Source records
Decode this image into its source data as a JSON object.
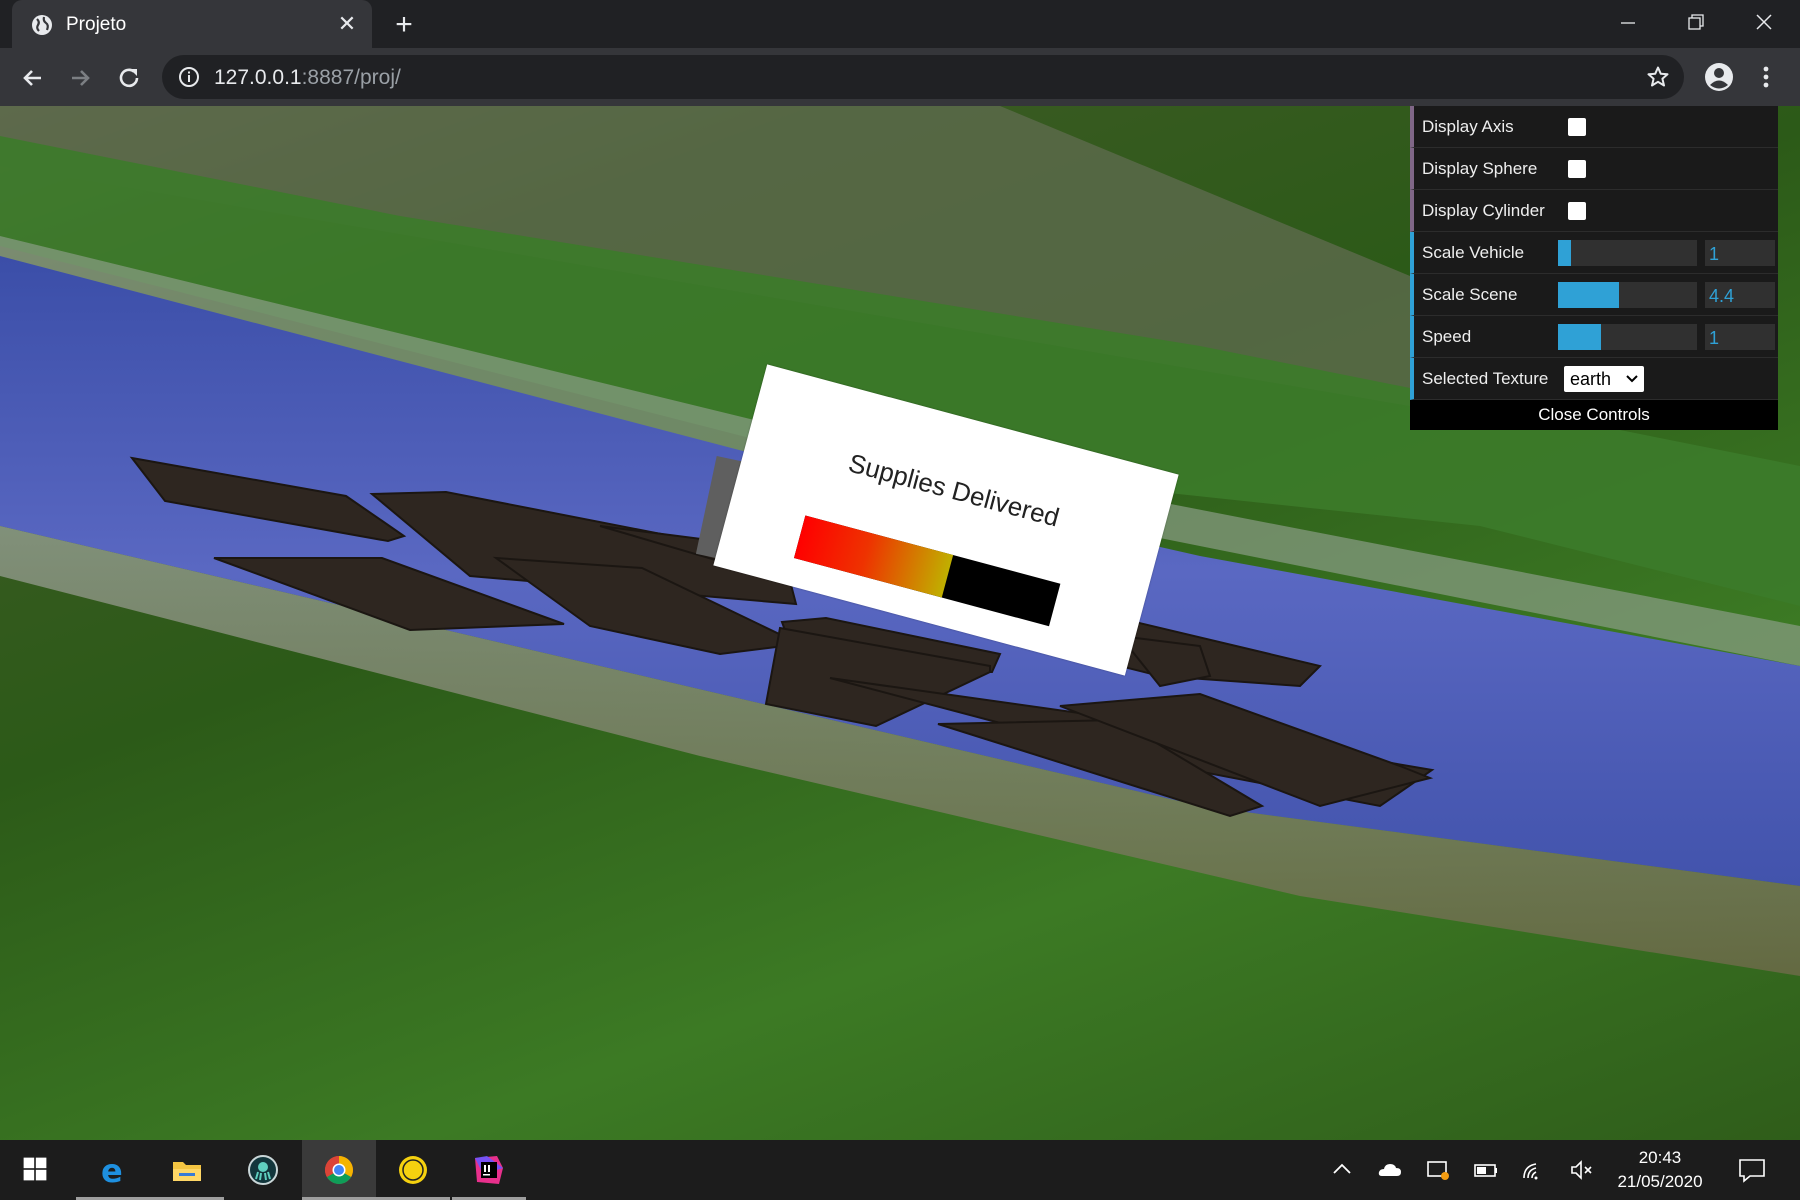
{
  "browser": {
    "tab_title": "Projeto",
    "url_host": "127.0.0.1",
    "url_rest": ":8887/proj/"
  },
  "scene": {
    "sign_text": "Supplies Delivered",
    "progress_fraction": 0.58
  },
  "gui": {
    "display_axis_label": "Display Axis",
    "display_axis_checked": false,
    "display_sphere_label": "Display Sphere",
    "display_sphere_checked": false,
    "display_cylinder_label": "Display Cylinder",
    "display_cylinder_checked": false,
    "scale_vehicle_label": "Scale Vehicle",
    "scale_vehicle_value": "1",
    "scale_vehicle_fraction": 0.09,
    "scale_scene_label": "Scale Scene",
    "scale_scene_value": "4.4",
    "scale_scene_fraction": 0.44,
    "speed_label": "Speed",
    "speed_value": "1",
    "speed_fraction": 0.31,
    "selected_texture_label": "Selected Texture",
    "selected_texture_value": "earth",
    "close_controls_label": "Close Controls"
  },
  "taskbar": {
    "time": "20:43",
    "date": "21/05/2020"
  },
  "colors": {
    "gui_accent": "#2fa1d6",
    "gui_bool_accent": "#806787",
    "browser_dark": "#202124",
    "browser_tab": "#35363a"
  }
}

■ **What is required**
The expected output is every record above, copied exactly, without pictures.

■ **Answer**
Decode this image into its source data as a JSON object.
{
  "browser": {
    "tab_title": "Projeto",
    "url_host": "127.0.0.1",
    "url_rest": ":8887/proj/"
  },
  "scene": {
    "sign_text": "Supplies Delivered",
    "progress_fraction": 0.58
  },
  "gui": {
    "display_axis_label": "Display Axis",
    "display_axis_checked": false,
    "display_sphere_label": "Display Sphere",
    "display_sphere_checked": false,
    "display_cylinder_label": "Display Cylinder",
    "display_cylinder_checked": false,
    "scale_vehicle_label": "Scale Vehicle",
    "scale_vehicle_value": "1",
    "scale_vehicle_fraction": 0.09,
    "scale_scene_label": "Scale Scene",
    "scale_scene_value": "4.4",
    "scale_scene_fraction": 0.44,
    "speed_label": "Speed",
    "speed_value": "1",
    "speed_fraction": 0.31,
    "selected_texture_label": "Selected Texture",
    "selected_texture_value": "earth",
    "close_controls_label": "Close Controls"
  },
  "taskbar": {
    "time": "20:43",
    "date": "21/05/2020"
  },
  "colors": {
    "gui_accent": "#2fa1d6",
    "gui_bool_accent": "#806787",
    "browser_dark": "#202124",
    "browser_tab": "#35363a"
  }
}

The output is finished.